A good psychological horror game should have scares that linger long after you’ve put down your controller. Eerie sounds, lighting, and well-placed jump scares all contribute to creating this kind of a memorable experience, but for Moons of Madness we have also used several other methods to create a unique and terrifying atmosphere.
The Red Planet
First and foremost, we had to create the right backdrop. There is no hiding that H.P. Lovecraft has been a big influence for this project. His stories about supernatural cosmic horrors that inflict insanity and feelings of helplessness upon its victims serve as an inspiration and can be seen in the narrative, environment, and mechanics.

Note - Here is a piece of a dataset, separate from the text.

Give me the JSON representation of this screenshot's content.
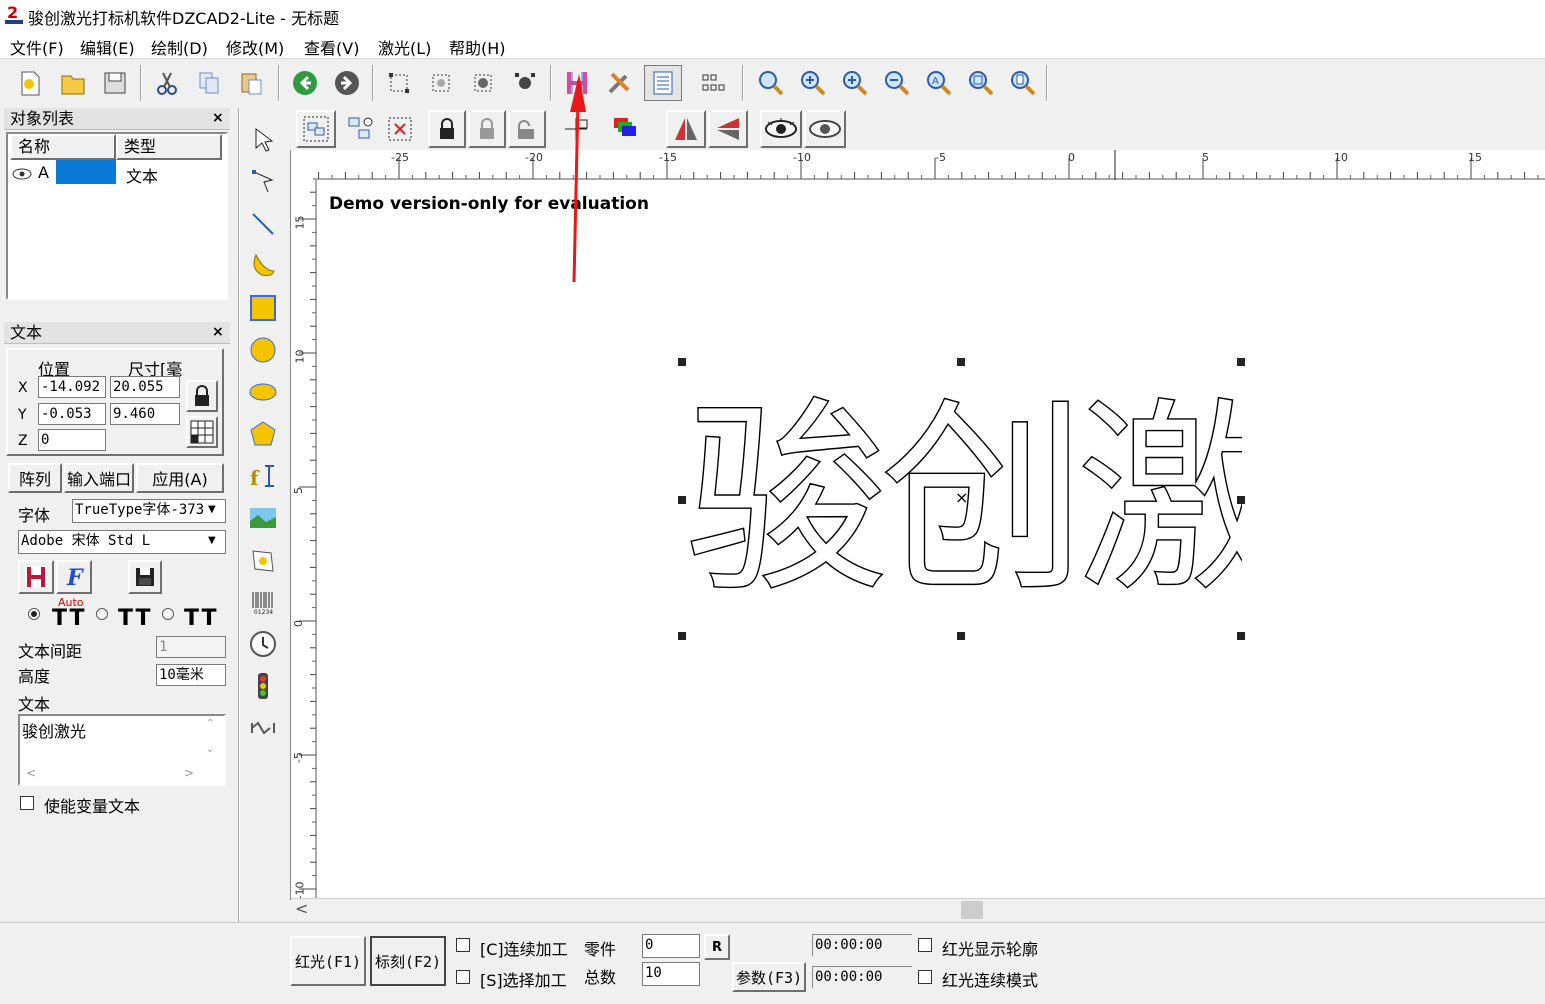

However, as a contrast to Lovecraft’s famed archaic style and setting, we set the stage on Mars in the not too distant future. Assuming the role of Shane Newehart, a technician stationed on a research facility on the Red Planet, you awaken from an ominous dream to go about your daily tasks. When things start to go wrong and you come to the realization that your nightmare is about to come true, being stuck on Mars leaves you with little choice. You must face this terror head-on.
For scientific realism, we looked at NASA-reports, as well as the Andy Weir novel “The Martian.” Many of the tools and equipment seen in-game are based on what astronauts would use, and this level of realism is important to increase believability and immersion.
Wait… What Was That Sound?
We’ve gone about using a combination of both psychological and visceral horror. Hallucinations, atmospheric settings, haunting sounds and unexplained mysteries set up a terrifying premise that keeps the player on edge. Moments of mutated monsters, black ichor and decay, writhing tentacles and fleshy aesthetics act as the payoff.
Walking through a seemingly empty hallway, minutes after having experienced something terrifying will automatically heighten your senses. But since you cannot see anything out of the ordinary, your ears will try to pick up on the faintest of sounds. A drop of water hitting the ground, inexplicable creaking, something resembling footsteps… We have gone to great length to ensure that the music, sound effects and lighting compliments the narrative and delivers exactly the kind of atmosphere we wish to convey.
Playing with Your Mind
Moons of Madness puts a unique spin on the madness theme with the zone-out mechanic. A zone-out is a hallucination comprised of events from Shane’s past, things that will happen in the future, and information about things that should be impossible for him to know. These events bend the player’s perception by making them question what is real and what is not.
Through this mechanic, players can explore the Shane’s subconscious and discover background details of the game world and its characters. These events serve as foreshadowing and to also display the condition of Shane’s faltering mental state.
Lastly, scares wouldn’t be as effective without providing the player with a level of comfort and empowerment. To this end, scary moments are broken up with puzzles, exploration and discoveries. These give players a reprieve from the tension as well as provide new game mechanics, upgrades to previous mechanics, and revelations in the story.